Tuesday, April 5, 2011

Quantitative Finance Seminars - March edition

As usual on the last Wednesday of the month, we had two talks last week as part of the Quantitative Finance seminar series at Fields. The first talk was by Rafael Mendonza-Arriaga, who spoke about hybrid credit-equity models using time-changed Levy processes, a fruitful topic that attracted a lot of attention in one of the industrial academic forums that we had during the thematic program last year.

The second talk was by Alfred Lehar, who spoke about a general way to allocate capital requirements for systemic risk. His key message is that capital requirements themselves change the risk profile of a bank and its contribution to the overall risk in the system, so that whichever way one uses to measure systemic risk, the final allocation must be a fixed point of an iterative scheme.

Alfred then visited McMaster the next day where he gave a talk at the De Groote School of Business on the uses of market information for bank regulation.

Saturday, March 19, 2011

Talking about Minsky moments in the UK

I just returned from a 10-day research visit to Imperial College, where I gave a talk about some preliminary work I have been doing on macroeconomics. While I was there I took a day off to visit Chris Rogers in Cambridge and reconnect with Bill Janeway, who was part of the organization of a memorable conference I attended at the Perimeter Institute a few years ago.

As it turns out, Bill knew Hyman Minsky personally, so I could get an insider view on his unique way of thinking about economic problems.

Saturday, March 5, 2011

Seminar Series up and running again

I'm a little late posting this, but after a brief hiatus in December (Christmas) and January (organizers away in Oberwolfach), we re-started the Quantitative Finance Seminar Series again at the Fields Institute with a talk by Mike Ludkovski on February 23rd, who spoke about the optimal time for you to buy an option when your model price differs from the price observed in the market.

Since I arrived earlier at the Institute I could also attend one of the Distinguished Lectures delivered by Yakov Sinai, who was in Toronto for a special workshop celebrating his 75th birthday.

Thursday, February 3, 2011


During more or less at the same period when the rich and powerful of the world were meeting in Davos this year, I had the privilege to attend another type of select meeting in nearby (for North American standards that is) Oberwolfach, at the ultra prestigious institute known to all mathematicians around the world.

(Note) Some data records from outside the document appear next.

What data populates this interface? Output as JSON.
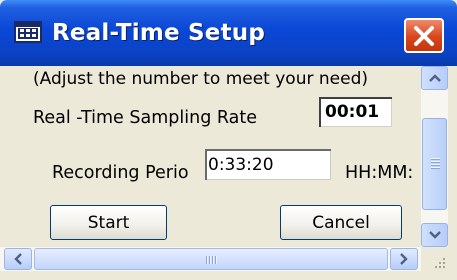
{
  "window": {
    "title": "Real-Time Setup",
    "icon": "table-window-icon",
    "close_icon": "close-x-icon"
  },
  "form": {
    "note": "(Adjust the number to meet your need)",
    "sampling_rate_label": "Real -Time Sampling Rate",
    "sampling_rate_value": "00:01",
    "recording_period_label": "Recording Perio",
    "recording_period_value": "0:33:20",
    "units_label": "HH:MM:"
  },
  "buttons": {
    "start": "Start",
    "cancel": "Cancel"
  },
  "scrollbars": {
    "vertical_icons": [
      "chevron-up-icon",
      "chevron-down-icon"
    ],
    "horizontal_icons": [
      "chevron-left-icon",
      "chevron-right-icon"
    ]
  },
  "colors": {
    "titlebar": "#0a47d6",
    "close_button": "#d8461c",
    "dialog_bg": "#ece9d8",
    "scrollbar": "#b9cff7"
  }
}
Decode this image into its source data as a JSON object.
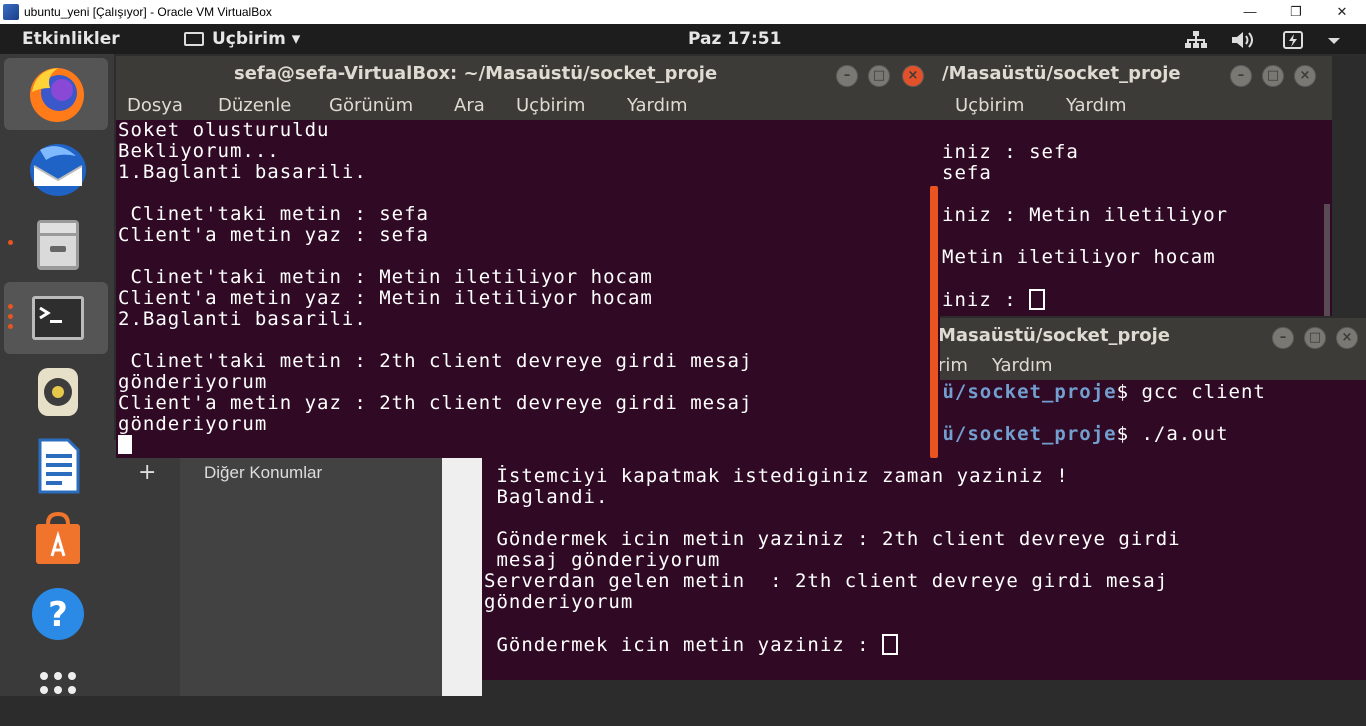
{
  "host_window": {
    "title": "ubuntu_yeni [Çalışıyor] - Oracle VM VirtualBox",
    "minimize": "—",
    "restore": "❐",
    "close": "✕"
  },
  "topbar": {
    "activities": "Etkinlikler",
    "app_menu": "Uçbirim ▾",
    "clock": "Paz 17:51",
    "tray": [
      "network-icon",
      "volume-icon",
      "battery-icon",
      "system-menu-icon"
    ]
  },
  "dock": {
    "items": [
      "firefox-icon",
      "thunderbird-icon",
      "files-icon",
      "terminal-icon",
      "rhythmbox-icon",
      "writer-icon",
      "software-icon",
      "help-icon",
      "show-apps-icon"
    ]
  },
  "files": {
    "plus": "+",
    "other_locations": "Diğer Konumlar"
  },
  "term_back": {
    "title": "/Masaüstü/socket_proje",
    "menu": [
      "Uçbirim",
      "Yardım"
    ],
    "lines": [
      "iniz : sefa",
      "sefa",
      "",
      "iniz : Metin iletiliyor",
      "",
      "Metin iletiliyor hocam",
      "",
      "iniz : "
    ]
  },
  "term_client": {
    "title": "Masaüstü/socket_proje",
    "menu": [
      "rim",
      "Yardım"
    ],
    "prompt_path": "tü/socket_proje",
    "cmd1": "$ gcc client",
    "cmd2": "$ ./a.out",
    "out1": " İstemciyi kapatmak istediginiz zaman yaziniz !\n Baglandi.\n\n Göndermek icin metin yaziniz : 2th client devreye girdi\n mesaj gönderiyorum\nServerdan gelen metin  : 2th client devreye girdi mesaj\ngönderiyorum\n\n Göndermek icin metin yaziniz : "
  },
  "term_server": {
    "title": "sefa@sefa-VirtualBox: ~/Masaüstü/socket_proje",
    "menu": [
      "Dosya",
      "Düzenle",
      "Görünüm",
      "Ara",
      "Uçbirim",
      "Yardım"
    ],
    "output": "Soket olusturuldu\nBekliyorum...\n1.Baglanti basarili.\n\n Clinet'taki metin : sefa\nClient'a metin yaz : sefa\n\n Clinet'taki metin : Metin iletiliyor hocam\nClient'a metin yaz : Metin iletiliyor hocam\n2.Baglanti basarili.\n\n Clinet'taki metin : 2th client devreye girdi mesaj\ngönderiyorum\nClient'a metin yaz : 2th client devreye girdi mesaj\ngönderiyorum"
  },
  "colors": {
    "terminal_bg": "#300a24",
    "titlebar": "#3c3b37",
    "close_button": "#e2512a",
    "accent": "#e95420"
  }
}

It was my first time there and hopefully not the the last. It goes without saying that the place is ideal for mathematical work and communication between peers. Everything is design to contribute to what they call the "Oberwolfach atmosphere": the isolation from burdens of modern life, great meals, exceedingly good and low cost beer, wine and spirits, no locks at the doors, no internet in your room, a hand written book of abstracts, mid-conference hike towards the place where Black Forest cake was invented, and the list goes on and on.

There were simply too many high caliber talks for me to do justice in a short commentary like this, so I'll restrict myself to sharing a picture which, for me at least, perfectly encapsulates the experience:

Challenge: try to see how many financial mathematicians you can recognize in the official picture for the workshop.

Tuesday, January 25, 2011

Quantitative Finance article

The article that Tom Hurd and I wrote for Quantitative Finance describing the Fields thematic program appeared in press this month. Somewhere along the editorial process they managed to botch our title (try to spot the error), but I'm still very please with the end result, which can be read here.